[Interface dataset entries]
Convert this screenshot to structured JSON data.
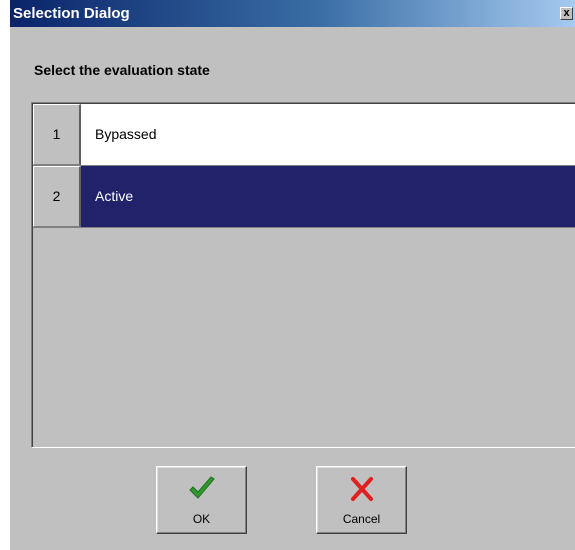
{
  "window": {
    "title": "Selection Dialog",
    "close_label": "x"
  },
  "prompt": "Select the evaluation state",
  "options": [
    {
      "number": "1",
      "label": "Bypassed",
      "selected": false
    },
    {
      "number": "2",
      "label": "Active",
      "selected": true
    }
  ],
  "buttons": {
    "ok": {
      "label": "OK",
      "icon": "checkmark-icon",
      "color": "#2e9a2e"
    },
    "cancel": {
      "label": "Cancel",
      "icon": "cross-icon",
      "color": "#e02020"
    }
  },
  "colors": {
    "selection": "#22226b",
    "face": "#c0c0c0"
  }
}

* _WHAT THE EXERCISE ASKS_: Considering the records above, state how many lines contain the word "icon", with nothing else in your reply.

* _TASK OUTPUT_: 2